___ Data for the task
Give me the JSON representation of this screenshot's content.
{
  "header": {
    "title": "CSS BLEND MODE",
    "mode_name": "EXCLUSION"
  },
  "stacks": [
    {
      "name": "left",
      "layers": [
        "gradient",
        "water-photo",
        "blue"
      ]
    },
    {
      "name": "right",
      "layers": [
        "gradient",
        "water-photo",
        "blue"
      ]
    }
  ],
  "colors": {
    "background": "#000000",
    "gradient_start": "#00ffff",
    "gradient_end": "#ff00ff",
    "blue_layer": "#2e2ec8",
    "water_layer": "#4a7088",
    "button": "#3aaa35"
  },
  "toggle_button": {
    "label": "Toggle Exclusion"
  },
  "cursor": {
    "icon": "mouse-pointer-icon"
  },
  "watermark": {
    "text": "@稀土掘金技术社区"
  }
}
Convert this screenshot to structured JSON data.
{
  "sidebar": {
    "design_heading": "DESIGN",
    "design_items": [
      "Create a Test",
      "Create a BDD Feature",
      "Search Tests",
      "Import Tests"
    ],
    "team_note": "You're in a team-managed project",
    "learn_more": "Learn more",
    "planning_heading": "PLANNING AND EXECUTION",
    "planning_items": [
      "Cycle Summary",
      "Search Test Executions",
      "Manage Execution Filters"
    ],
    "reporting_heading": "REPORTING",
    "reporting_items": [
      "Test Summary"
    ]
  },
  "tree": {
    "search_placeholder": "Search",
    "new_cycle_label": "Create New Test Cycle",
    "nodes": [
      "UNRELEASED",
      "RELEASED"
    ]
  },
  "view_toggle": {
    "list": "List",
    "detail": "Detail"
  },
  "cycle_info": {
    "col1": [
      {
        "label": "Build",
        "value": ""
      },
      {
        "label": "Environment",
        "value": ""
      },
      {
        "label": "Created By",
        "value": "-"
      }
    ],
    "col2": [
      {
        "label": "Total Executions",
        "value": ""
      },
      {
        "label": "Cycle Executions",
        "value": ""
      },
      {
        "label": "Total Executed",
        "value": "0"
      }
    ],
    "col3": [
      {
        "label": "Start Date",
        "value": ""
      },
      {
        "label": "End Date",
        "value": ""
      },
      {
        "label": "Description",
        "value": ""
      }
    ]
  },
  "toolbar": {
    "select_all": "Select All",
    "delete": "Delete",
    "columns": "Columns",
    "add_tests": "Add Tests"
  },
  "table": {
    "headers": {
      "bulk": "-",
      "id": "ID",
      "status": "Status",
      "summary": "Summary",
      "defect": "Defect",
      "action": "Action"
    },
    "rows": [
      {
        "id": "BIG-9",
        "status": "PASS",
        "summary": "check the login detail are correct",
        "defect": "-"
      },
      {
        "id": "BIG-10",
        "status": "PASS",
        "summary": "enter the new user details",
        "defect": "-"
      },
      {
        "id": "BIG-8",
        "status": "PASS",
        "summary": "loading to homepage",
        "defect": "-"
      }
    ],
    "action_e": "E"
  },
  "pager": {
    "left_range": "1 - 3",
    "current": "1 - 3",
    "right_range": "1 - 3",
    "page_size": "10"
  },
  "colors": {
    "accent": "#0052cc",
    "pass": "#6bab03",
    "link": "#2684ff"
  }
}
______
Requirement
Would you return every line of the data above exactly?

Exercise result
Give me the JSON representation of this screenshot's content.
{
  "header": {
    "title": "CSS BLEND MODE",
    "mode_name": "EXCLUSION"
  },
  "stacks": [
    {
      "name": "left",
      "layers": [
        "gradient",
        "water-photo",
        "blue"
      ]
    },
    {
      "name": "right",
      "layers": [
        "gradient",
        "water-photo",
        "blue"
      ]
    }
  ],
  "colors": {
    "background": "#000000",
    "gradient_start": "#00ffff",
    "gradient_end": "#ff00ff",
    "blue_layer": "#2e2ec8",
    "water_layer": "#4a7088",
    "button": "#3aaa35"
  },
  "toggle_button": {
    "label": "Toggle Exclusion"
  },
  "cursor": {
    "icon": "mouse-pointer-icon"
  },
  "watermark": {
    "text": "@稀土掘金技术社区"
  }
}
Convert this screenshot to structured JSON data.
{
  "sidebar": {
    "design_heading": "DESIGN",
    "design_items": [
      "Create a Test",
      "Create a BDD Feature",
      "Search Tests",
      "Import Tests"
    ],
    "team_note": "You're in a team-managed project",
    "learn_more": "Learn more",
    "planning_heading": "PLANNING AND EXECUTION",
    "planning_items": [
      "Cycle Summary",
      "Search Test Executions",
      "Manage Execution Filters"
    ],
    "reporting_heading": "REPORTING",
    "reporting_items": [
      "Test Summary"
    ]
  },
  "tree": {
    "search_placeholder": "Search",
    "new_cycle_label": "Create New Test Cycle",
    "nodes": [
      "UNRELEASED",
      "RELEASED"
    ]
  },
  "view_toggle": {
    "list": "List",
    "detail": "Detail"
  },
  "cycle_info": {
    "col1": [
      {
        "label": "Build",
        "value": ""
      },
      {
        "label": "Environment",
        "value": ""
      },
      {
        "label": "Created By",
        "value": "-"
      }
    ],
    "col2": [
      {
        "label": "Total Executions",
        "value": ""
      },
      {
        "label": "Cycle Executions",
        "value": ""
      },
      {
        "label": "Total Executed",
        "value": "0"
      }
    ],
    "col3": [
      {
        "label": "Start Date",
        "value": ""
      },
      {
        "label": "End Date",
        "value": ""
      },
      {
        "label": "Description",
        "value": ""
      }
    ]
  },
  "toolbar": {
    "select_all": "Select All",
    "delete": "Delete",
    "columns": "Columns",
    "add_tests": "Add Tests"
  },
  "table": {
    "headers": {
      "bulk": "-",
      "id": "ID",
      "status": "Status",
      "summary": "Summary",
      "defect": "Defect",
      "action": "Action"
    },
    "rows": [
      {
        "id": "BIG-9",
        "status": "PASS",
        "summary": "check the login detail are correct",
        "defect": "-"
      },
      {
        "id": "BIG-10",
        "status": "PASS",
        "summary": "enter the new user details",
        "defect": "-"
      },
      {
        "id": "BIG-8",
        "status": "PASS",
        "summary": "loading to homepage",
        "defect": "-"
      }
    ],
    "action_e": "E"
  },
  "pager": {
    "left_range": "1 - 3",
    "current": "1 - 3",
    "right_range": "1 - 3",
    "page_size": "10"
  },
  "colors": {
    "accent": "#0052cc",
    "pass": "#6bab03",
    "link": "#2684ff"
  }
}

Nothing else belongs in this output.